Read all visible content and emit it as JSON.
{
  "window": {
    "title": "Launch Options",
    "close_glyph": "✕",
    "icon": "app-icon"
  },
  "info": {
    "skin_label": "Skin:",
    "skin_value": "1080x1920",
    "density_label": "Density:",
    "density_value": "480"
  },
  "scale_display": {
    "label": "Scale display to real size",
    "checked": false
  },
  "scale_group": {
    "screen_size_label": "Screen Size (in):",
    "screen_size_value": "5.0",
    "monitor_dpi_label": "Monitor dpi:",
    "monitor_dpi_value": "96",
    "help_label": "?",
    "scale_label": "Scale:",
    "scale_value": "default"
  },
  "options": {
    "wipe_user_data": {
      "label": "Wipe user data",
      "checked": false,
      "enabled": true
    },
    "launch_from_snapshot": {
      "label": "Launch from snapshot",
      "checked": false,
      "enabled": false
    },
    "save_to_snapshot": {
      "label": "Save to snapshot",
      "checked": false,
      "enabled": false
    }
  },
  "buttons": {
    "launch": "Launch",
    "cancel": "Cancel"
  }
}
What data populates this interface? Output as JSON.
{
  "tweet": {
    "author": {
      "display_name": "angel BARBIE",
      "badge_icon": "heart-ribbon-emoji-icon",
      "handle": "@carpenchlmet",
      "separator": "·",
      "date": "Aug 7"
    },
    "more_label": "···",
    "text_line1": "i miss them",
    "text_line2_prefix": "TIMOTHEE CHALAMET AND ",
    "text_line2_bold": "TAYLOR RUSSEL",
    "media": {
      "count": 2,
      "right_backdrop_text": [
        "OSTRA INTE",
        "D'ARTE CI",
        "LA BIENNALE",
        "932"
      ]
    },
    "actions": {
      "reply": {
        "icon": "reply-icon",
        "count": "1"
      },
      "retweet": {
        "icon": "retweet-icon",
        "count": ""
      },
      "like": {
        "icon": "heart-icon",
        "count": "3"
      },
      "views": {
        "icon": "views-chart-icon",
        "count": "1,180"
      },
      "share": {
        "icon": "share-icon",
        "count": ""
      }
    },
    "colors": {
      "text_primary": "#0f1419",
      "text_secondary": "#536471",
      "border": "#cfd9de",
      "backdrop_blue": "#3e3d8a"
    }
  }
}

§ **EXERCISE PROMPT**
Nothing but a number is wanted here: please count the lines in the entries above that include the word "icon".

§ **RESULT**
7